While society has always been subject to upheaval and unrest, I do believe that we are currently experiencing a particularly tumultuous period, the gravity of which people are only just beginning to understand. It would seem that the consensuses established after 1945 are being undermined at an alarming rate. Since the financial crash, we have seen an unprecedented rise in nationalistic, anti-egalitarian movements which no one could have really predicted. From UKIP’s rise in the UK, to the Front National’s in France and the PVV in the Netherlands, nationalist, anti-immigration, anti-EU parties are surging. Even in Germany, the anti-Islamic PEGIDA movement has rapidly grown in popularity – particularly after the attacks in Cologne. In no small part, the growth of these sentiments has been fuelled by the refugee crisis putting pressure on European border policy, and the expansion of ISIS and renewed threat of Islamist terrorism.It is clear that the very foundations of European co-operation and liberal democracy are seriously threatened for the first time in the postwar era.

A protest against the ‘”Islamisation” of Europe, by the German far-right street movement ‘PEGIDA’. (Photo Jan Meyer/AP)

Coupled with this are seemingly ever-increasing divisions between social groups. Only last week, the so-called pick-up artist and anti-feminist ‘Roosh V’, a more grotesque example of the growing ‘Men’s Rights Activist’ movement, had to cancel a series of meetings of his ‘neo-masculinist’ movement. This was largely because of threats he had received as a result of his stance on legalising marital rape. Thankfully, such extreme views are rare, but it cannot be denied that the climate of debate in general has become more toxic – especially with the advent of social media. Debates between left and right have become increasingly polarised, with personal insults, censorship and threats now commonplace – a state of affairs which should worry anybody who values democracy and debate.
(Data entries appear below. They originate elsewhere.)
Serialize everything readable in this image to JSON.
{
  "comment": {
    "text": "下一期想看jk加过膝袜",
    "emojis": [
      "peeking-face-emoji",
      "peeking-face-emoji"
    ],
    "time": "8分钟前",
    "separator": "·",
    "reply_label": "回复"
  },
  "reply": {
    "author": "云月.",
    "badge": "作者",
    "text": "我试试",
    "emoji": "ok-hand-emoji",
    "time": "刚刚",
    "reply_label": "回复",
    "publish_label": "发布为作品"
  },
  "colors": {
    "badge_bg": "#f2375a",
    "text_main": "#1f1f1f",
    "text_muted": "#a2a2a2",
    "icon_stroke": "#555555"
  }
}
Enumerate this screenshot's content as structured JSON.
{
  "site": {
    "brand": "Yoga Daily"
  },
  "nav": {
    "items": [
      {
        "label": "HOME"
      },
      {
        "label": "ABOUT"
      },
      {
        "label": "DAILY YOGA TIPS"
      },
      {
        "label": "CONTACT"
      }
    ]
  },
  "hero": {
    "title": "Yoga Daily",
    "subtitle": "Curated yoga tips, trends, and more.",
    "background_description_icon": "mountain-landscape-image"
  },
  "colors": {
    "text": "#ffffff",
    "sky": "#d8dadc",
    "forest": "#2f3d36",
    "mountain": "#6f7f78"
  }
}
All this being set against an increasingly insecure job market, a hacking back of the state and revolutions in digital technology makes the future very uncertain, even rather dangerous. We have made the mistake of assuming that ‘progress’ is something easily defined and linear, and we forget that society is able to fall back into darker times far easier than progress to brighter ones. If our present is marked by anything, it is uncertainty, and it is the job of sociologists and anthropologists to try to both understand and explain what is happening. In my opinion, we are experiencing a backlash against rapid social change which has left an increasing amount of people ontologically insecure and in need of something to stake their colours to.

For my part, studying Sociology has led me to the thought of Émile Durkheim, and I believe his belief in social solidarity and collectivism in preference to the individual has great pertinence for our age. However, I realise there are plenty who would disagree with me, and it is this that makes Sociology a stimulating subject to study. In 2015, Exeter was ranked as one of the top 10 Universities in the UK for Sociology by both The Complete University Guide and the Guardian newspaper. Coupled with the broadness of the course and specialisms of the academic staff, studying Sociology at Exeter can equip you with the skills and knowledge needed to help combat some of the most pressing issues of our time.